Don't expect any bold predictions on this Friday morning before the first Sunday of the NFL season. The Miami Dolphins are about to embark on a 16-game journey and so many variables come into play, it's impossible to know how it will end.
But I can tell you this with some certainty. This is a far better team than the one we saw a season ago, for the most part a far healthier team, a more mature team and undoubtedly a more complete team. How that translates into wins and losses will start becoming evident Sunday against the Tennessee Titans at Hard Rock Stadium.
"I think we're going to shock a lot of people," said receiver Albert Wilson.
Not sure I'd go that far just yet. But I certainly like his attitude.
In so many ways the Dolphins hit the re-set button this offseason, quickly moving past that 6-10 record, saying goodbye to some of their biggest names, bringing in some veterans with winning pedigrees and some young players with a level of talent and maturity that seems to scream: "I can play right away."
Go up and down the roster. Examine the depth chart. You'll see the differences.
You've got a healthy Ryan Tannehill, a rebuilt offensive line, a speed trap filled with playmakers and we haven't even gotten to those first year starters on defense, all clear talent upgrades.
Little wonder why there is a genuine sense of optimism coming from these players and coaches, optimism fueled by a summer of relative tranquility and a third-year head coach in Adam Gase who finally enters a season with the type of team he envisioned when he first arrived. Tough-minded. Mature. Resilient. Lightning fast. Focused. Versatile. You get the idea.
Did I say talented? "It's a shame we only have one ball," said running back Kenyan Drake.
The big storyline Sunday, though, is the return of Tannehill more than 20 months after last playing a game that mattered. You could see the excitement this week as he spoke about his return. Expectations? They are high and they should be. Everyone is convinced he will play well, very well, even Tannehill.
"I feel more ready for this year than I've ever felt before," he says.
No doubt this team will face adversity.
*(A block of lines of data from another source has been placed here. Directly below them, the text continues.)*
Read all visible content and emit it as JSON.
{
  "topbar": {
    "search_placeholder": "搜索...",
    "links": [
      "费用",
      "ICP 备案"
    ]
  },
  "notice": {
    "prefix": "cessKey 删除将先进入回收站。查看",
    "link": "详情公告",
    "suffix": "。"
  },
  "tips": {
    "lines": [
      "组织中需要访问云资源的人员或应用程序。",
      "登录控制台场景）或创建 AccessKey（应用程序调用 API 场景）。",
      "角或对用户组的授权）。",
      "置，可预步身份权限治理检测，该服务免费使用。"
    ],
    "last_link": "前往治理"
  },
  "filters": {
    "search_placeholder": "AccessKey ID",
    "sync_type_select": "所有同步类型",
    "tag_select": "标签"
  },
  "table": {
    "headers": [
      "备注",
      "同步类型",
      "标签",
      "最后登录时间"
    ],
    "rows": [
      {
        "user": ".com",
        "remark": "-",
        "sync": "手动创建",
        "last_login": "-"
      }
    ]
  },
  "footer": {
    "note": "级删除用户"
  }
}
That's always part of the landscape. Last year's team had about a decade's worth. But what Gase sees is a team far better equipped to handle those setbacks. Think that doesn't matter? Think again.
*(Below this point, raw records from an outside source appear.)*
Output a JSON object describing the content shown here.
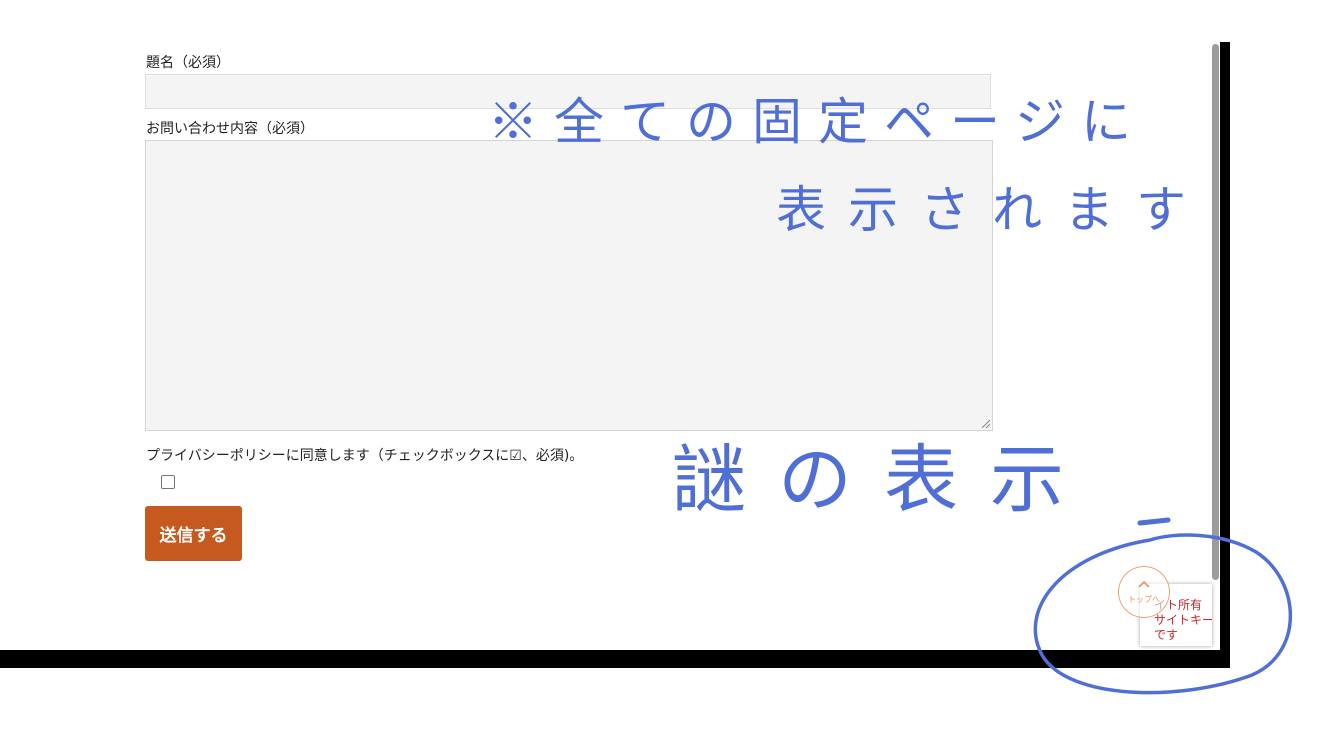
{
  "form": {
    "subject_label": "題名（必須）",
    "subject_value": "",
    "message_label": "お問い合わせ内容（必須）",
    "message_value": "",
    "privacy_label": "プライバシーポリシーに同意します（チェックボックスに☑、必須)。",
    "privacy_checked": false,
    "submit_label": "送信する"
  },
  "annotations": {
    "note_line1": "※全ての固定ページに",
    "note_line2": "表示されます",
    "mystery_label": "謎の表示"
  },
  "recaptcha_badge": {
    "line1": "イト所有",
    "line2": "サイトキー",
    "line3": "です"
  },
  "back_to_top": {
    "label": "トップへ",
    "icon": "chevron-up-icon"
  },
  "colors": {
    "accent": "#c65a1e",
    "annotation": "#4f6fd6",
    "error_text": "#c12a2a",
    "back_to_top": "#e8925f"
  }
}
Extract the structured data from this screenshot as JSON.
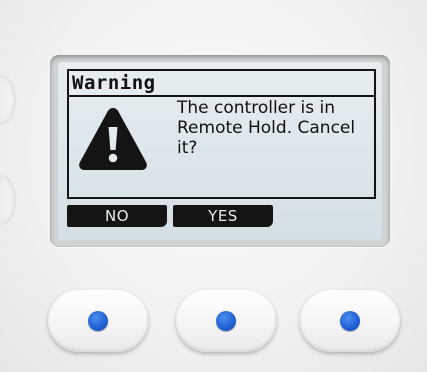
{
  "dialog": {
    "title": "Warning",
    "message": "The controller is in Remote Hold. Cancel it?",
    "icon": "warning-triangle-icon"
  },
  "softkeys": {
    "no_label": "NO",
    "yes_label": "YES"
  },
  "hardware": {
    "button_led_color": "#1f5fd0",
    "screen_color": "#dbe5ea"
  }
}
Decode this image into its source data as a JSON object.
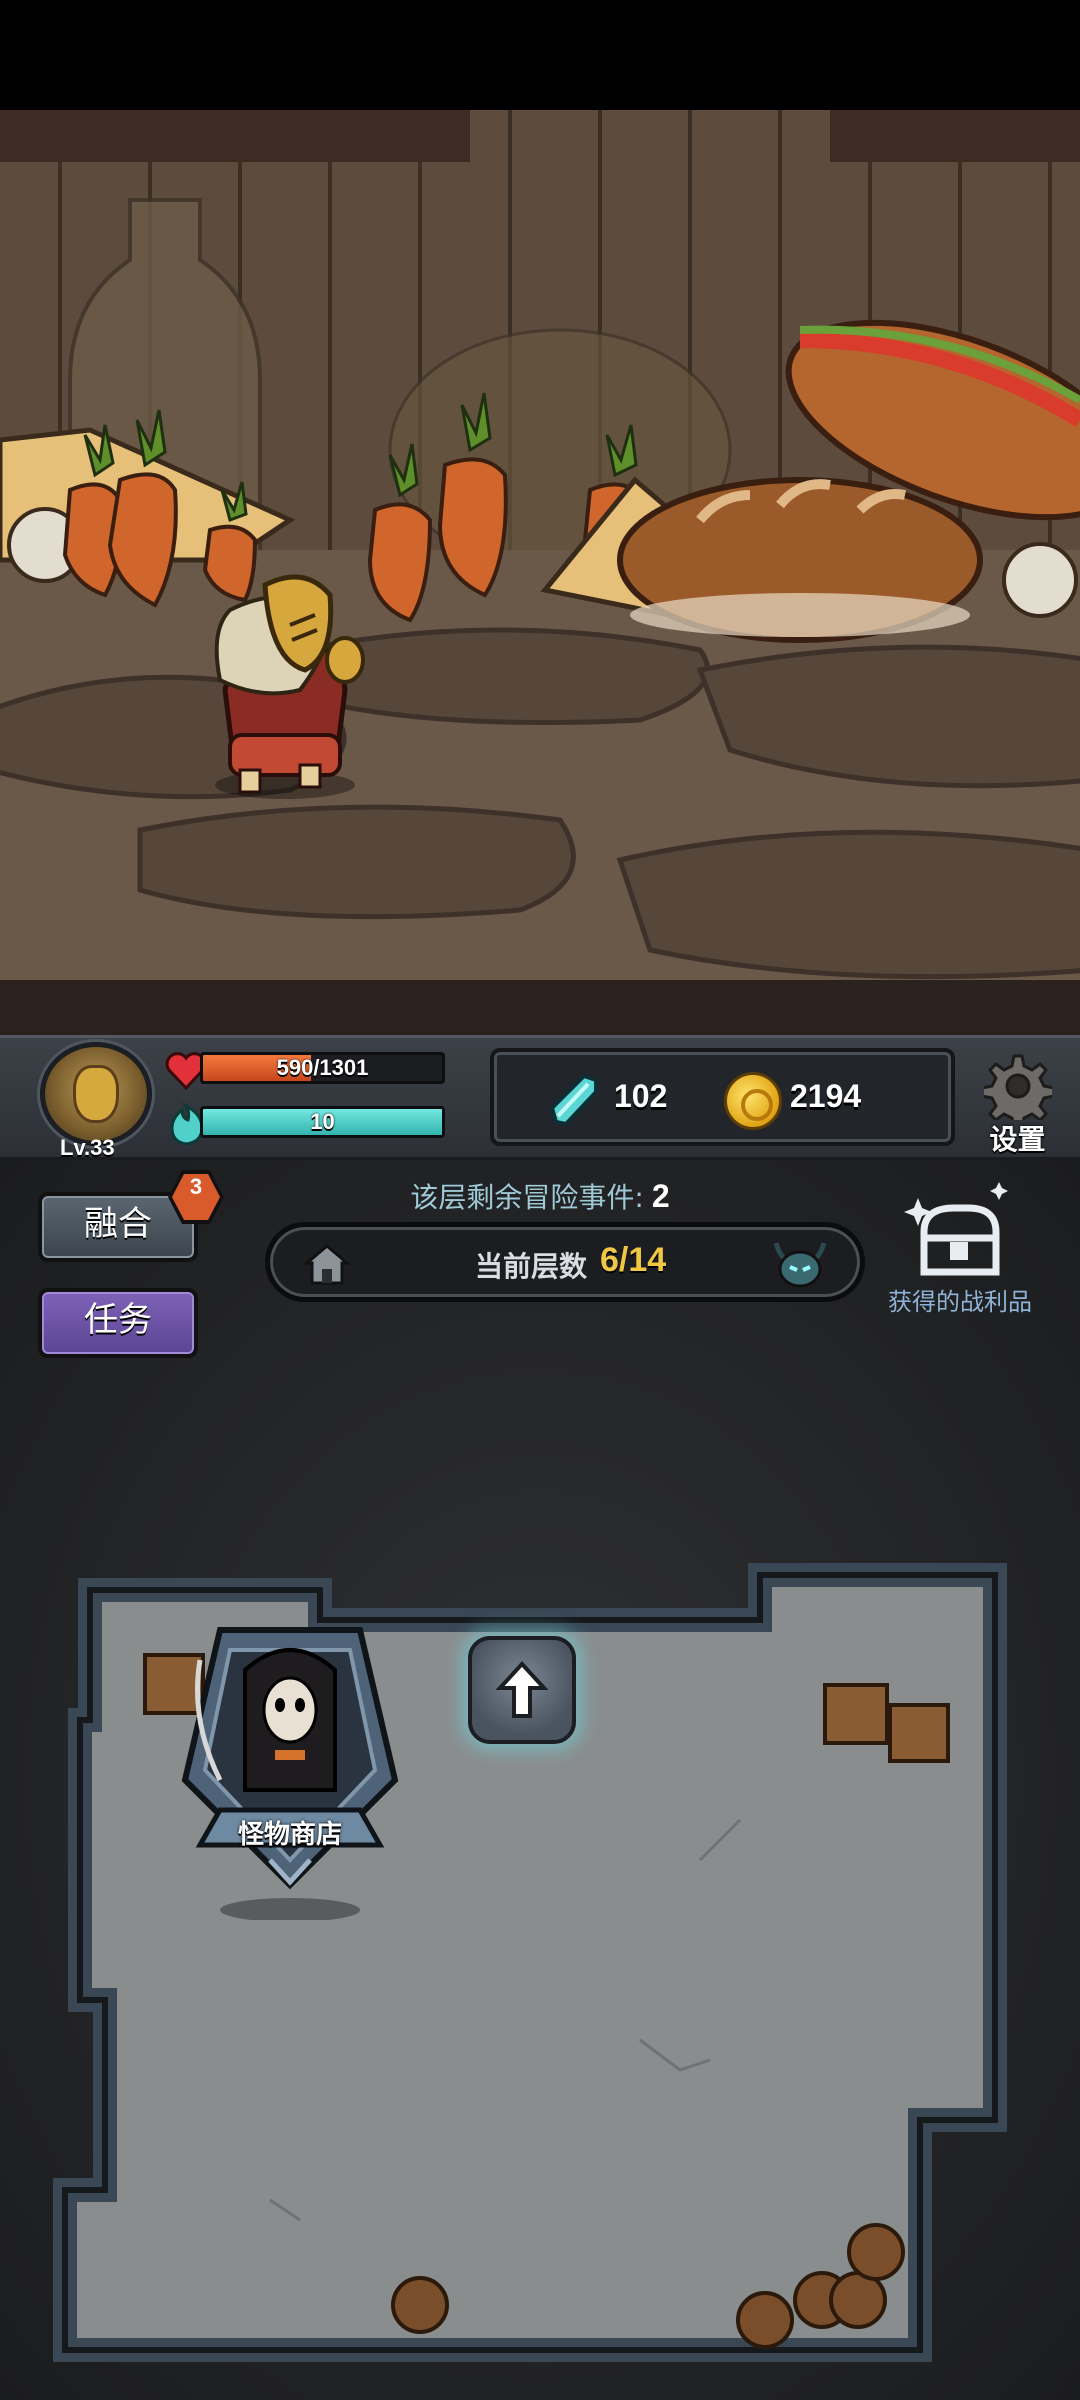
{
  "player": {
    "level": "Lv.33",
    "hp": {
      "text": "590/1301",
      "current": 590,
      "max": 1301
    },
    "mp": {
      "text": "10",
      "fraction": 1.0
    }
  },
  "resources": {
    "gems": "102",
    "coins": "2194"
  },
  "settings": {
    "label": "设置"
  },
  "side_buttons": {
    "fusion": {
      "label": "融合",
      "badge": "3"
    },
    "task": {
      "label": "任务"
    }
  },
  "floor": {
    "remaining_label": "该层剩余冒险事件:",
    "remaining_value": "2",
    "current_label": "当前层数",
    "current_value": "6/14"
  },
  "loot": {
    "label": "获得的战利品"
  },
  "room": {
    "shop_label": "怪物商店"
  },
  "colors": {
    "hp": "#e0602c",
    "mp": "#4fd0c8",
    "floor_value": "#f0c843",
    "task_button": "#6a52a4",
    "remain_text": "#9fc9d6"
  },
  "icons": {
    "hp": "heart-icon",
    "mp": "flame-icon",
    "gem": "crystal-icon",
    "coin": "coin-icon",
    "settings": "gear-icon",
    "home": "house-icon",
    "boss": "demon-head-icon",
    "loot": "treasure-chest-icon",
    "up": "arrow-up-icon"
  }
}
"This year's group is different," Gase said. "When adversity hits, they're going to embrace it and look for solutions."
There is no solution like winning games and there would no better feeling for this team than a 1-0 record after Sunday, something I believe is very attainable against the Titans. So let's get down to the X's and O's. What's got to happen? Who has to step up? And with that, my five keys to victory:
1) A big day from Tannehill: It's got to start here with No. 17. It'll be that way every Sunday. Wouldn't mind an early touchdown pass to ease the nerves. He needs to embrace all the tools around him. He needs to be decisive and smart. The Dolphins can win this game without a big day from Tannehill. But the path is so much easier with him leading the way.
2) Focus on Derrick Henry: He is big (6-3, 245 pounds) and remarkably fast for a player that size. The Dolphins will be seeing a lot of Henry come Sunday afternoon. The concerns about this rushing defense have been well documented. It's time to do something about it. Slowing Henry down, keeping him to mere pedestrian numbers, could have so much to do with the final score.
3) Make quarterback Marcus Mariota uncomfortable: We saw brief signs of a dominant pass rush throughout the preseason. Now we get to enjoy a full helping of Robert Quinn, Cam Wake, Charles Harris and Andre Branch. This could very well emerge as the strength of this team. Mariota is an excellent athlete. Likes to run quite a bit. But get to him early, shake him up a little with Quinn and Wake coming from either side, and the runs are no longer as effective. Keep his head on a swivel. That's got to be the objective.
4) Red zone success: You want to focus on one area? Wait until the Dolphins reach the Titans' 20-yard line. That's where this game could very well be decided. This Dolphins offense is better equipped to make the red zone their zone than at any time over the past half dozen years. I'm really anxious in particular to see the debut of rookie tight end Mike Gesicki. With his size, his jumping ability and his vice like hands, he could be a natural in the red zone. Pretty sure we'll get our first taste of that against the Titans.
5) Make THE play with the game on the line: This game figures to come down to the fourth quarter. There really isn't a lot separating these two teams. You just get the feeling there is going to be one defining moment. What will it be? Maybe a late Tannehill drive. Maybe a big third down stop. How about rookie kicker Jason Sanders knifing one through the uprights with about three seconds left? Bottom Line: The Dolphins just need to make sure they are the ones, not the Titans, making THE play.